In school we learned that trees take carbon from the air, and through photosynthesis, convert it to oxygen, sugars, and cellulose. The oxygen is released into the air, sugar gives the tree energy to grow, and the cellulose becomes new wood. As the tree grows, more and more carbon is held in the tissues of the tree. Then, when the tree dies, the carbon is slowly released into the soil and back into the atmosphere.

But it is not enough to just plant a tree. Many trees planted in urban environments do not survive for long due to incorrect planting. The tree needs to grow and thrive for the effect on climate change we are seeking. When we plant trees correctly, we help them get through transplant shock.

One of the most critical mistakes people make is planting trees too deep. When preparing to plant, you must find the top root, and plant up to that level—no higher. Sometimes the tree is planted too deep at from the nursery, so gently remove the soil by hand from the trunk, until you find a root. This one small step before planting will improve the establishment of the tree and drastically increase the life expectancy of the tree.

A second mistake is over-mulching. Mulching is a huge benefit to trees—the practice conserves water, insulates roots, reduces weed competition, and helps avert lawn mower damage. Yet too much mulch is a tree killer. When mulch is piled against the trunk of tree, a handful of stresses are easily introduced: moisture build-up encourages rot and insect access, rodents have suitable coverage for nibbling on the tender young bark; and new roots may try to grow in the mulch, where they quickly dry out. It is important to understand that tree bark breathes through little dots called lenticels, helping the plant break down sugars when they are unable to photosynthesize.

A third mistake is thinking you can plant the tree and walk away. Trees need nurturing until well-established and can survive the environment on its own. Watering newly planted trees is essential. In the process of getting to your yard, the tree has lost roots, and is super stressed. A good rule of thumb is to water two gallons per inch of tree diameter, every week. Check the first two inches of top soil around the tree. When the top soil is dry, it is time to water.
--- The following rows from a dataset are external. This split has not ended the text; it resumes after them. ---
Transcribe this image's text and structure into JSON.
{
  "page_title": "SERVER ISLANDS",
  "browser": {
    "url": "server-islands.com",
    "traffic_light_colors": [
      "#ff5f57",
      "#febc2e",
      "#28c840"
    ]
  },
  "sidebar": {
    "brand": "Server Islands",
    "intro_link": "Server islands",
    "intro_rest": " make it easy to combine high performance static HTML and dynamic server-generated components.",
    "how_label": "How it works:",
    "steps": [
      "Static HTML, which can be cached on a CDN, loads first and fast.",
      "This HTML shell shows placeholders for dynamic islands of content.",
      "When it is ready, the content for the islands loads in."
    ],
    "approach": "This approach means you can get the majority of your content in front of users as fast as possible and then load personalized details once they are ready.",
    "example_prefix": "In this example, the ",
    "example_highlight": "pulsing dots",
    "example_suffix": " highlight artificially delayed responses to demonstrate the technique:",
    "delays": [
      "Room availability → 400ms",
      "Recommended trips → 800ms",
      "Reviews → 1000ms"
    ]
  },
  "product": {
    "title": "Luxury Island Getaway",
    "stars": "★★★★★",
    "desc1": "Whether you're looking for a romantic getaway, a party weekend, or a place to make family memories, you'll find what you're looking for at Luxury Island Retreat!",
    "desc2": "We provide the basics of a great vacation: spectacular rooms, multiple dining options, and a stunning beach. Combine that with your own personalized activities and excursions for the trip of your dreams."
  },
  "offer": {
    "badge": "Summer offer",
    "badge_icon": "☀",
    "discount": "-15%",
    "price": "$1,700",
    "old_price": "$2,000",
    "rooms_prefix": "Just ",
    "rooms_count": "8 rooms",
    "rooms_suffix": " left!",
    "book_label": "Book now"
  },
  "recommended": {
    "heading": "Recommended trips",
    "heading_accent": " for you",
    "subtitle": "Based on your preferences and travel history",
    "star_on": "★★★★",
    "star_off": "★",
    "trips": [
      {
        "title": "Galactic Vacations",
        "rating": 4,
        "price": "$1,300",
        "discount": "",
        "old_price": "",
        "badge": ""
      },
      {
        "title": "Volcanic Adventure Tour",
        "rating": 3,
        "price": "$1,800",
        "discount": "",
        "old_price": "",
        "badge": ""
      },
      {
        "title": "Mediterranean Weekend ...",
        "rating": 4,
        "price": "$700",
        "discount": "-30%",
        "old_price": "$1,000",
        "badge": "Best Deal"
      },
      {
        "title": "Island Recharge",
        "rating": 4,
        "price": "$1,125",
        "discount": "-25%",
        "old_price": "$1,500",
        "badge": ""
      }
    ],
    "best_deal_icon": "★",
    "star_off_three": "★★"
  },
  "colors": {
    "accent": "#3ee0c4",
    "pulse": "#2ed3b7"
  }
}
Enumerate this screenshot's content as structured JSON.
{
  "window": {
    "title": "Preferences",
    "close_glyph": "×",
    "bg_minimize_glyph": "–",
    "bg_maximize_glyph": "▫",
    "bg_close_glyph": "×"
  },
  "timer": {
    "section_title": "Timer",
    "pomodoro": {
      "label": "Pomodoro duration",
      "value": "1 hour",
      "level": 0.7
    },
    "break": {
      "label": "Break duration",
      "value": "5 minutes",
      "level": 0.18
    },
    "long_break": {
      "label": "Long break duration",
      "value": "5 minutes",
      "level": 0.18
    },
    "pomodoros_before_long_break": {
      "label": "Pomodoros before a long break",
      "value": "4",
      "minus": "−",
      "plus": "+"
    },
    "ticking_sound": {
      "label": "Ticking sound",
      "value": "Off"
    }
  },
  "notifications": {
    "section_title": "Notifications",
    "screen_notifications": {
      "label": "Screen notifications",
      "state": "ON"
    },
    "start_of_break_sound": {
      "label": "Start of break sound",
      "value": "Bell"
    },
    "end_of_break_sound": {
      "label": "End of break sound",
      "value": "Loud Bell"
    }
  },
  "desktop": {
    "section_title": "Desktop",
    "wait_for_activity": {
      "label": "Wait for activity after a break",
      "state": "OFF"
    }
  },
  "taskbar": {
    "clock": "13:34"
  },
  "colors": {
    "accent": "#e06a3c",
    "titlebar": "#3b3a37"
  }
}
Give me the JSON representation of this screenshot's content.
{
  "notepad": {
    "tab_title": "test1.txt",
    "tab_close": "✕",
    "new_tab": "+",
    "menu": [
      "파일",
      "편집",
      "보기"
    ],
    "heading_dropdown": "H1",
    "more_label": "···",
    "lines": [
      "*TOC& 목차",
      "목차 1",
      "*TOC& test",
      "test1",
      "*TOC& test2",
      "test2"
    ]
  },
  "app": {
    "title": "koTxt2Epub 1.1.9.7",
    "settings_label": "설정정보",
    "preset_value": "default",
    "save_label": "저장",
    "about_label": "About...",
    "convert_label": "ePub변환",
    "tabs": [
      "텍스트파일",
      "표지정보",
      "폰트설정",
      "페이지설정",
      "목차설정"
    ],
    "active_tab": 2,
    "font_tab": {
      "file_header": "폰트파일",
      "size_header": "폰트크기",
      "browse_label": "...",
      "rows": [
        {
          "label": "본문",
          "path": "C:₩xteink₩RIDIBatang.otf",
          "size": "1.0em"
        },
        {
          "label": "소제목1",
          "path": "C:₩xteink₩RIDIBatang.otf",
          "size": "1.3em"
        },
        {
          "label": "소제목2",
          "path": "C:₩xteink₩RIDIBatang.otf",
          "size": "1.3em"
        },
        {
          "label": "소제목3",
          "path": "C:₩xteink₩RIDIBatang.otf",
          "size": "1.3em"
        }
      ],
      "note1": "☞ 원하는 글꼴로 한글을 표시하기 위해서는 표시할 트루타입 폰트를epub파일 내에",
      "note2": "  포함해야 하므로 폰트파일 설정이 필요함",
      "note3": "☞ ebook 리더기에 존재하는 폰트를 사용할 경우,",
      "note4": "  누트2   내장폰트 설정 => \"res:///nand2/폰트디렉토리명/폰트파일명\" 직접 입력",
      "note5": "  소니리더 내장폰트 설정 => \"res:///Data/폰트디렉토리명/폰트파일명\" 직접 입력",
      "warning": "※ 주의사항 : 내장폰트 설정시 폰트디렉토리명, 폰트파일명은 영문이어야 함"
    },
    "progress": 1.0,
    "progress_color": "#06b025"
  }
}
Learn from tree failure in the urban landscape by not making these three mistakes, and you can contribute to the natural climate solution, using trees to sequester carbon.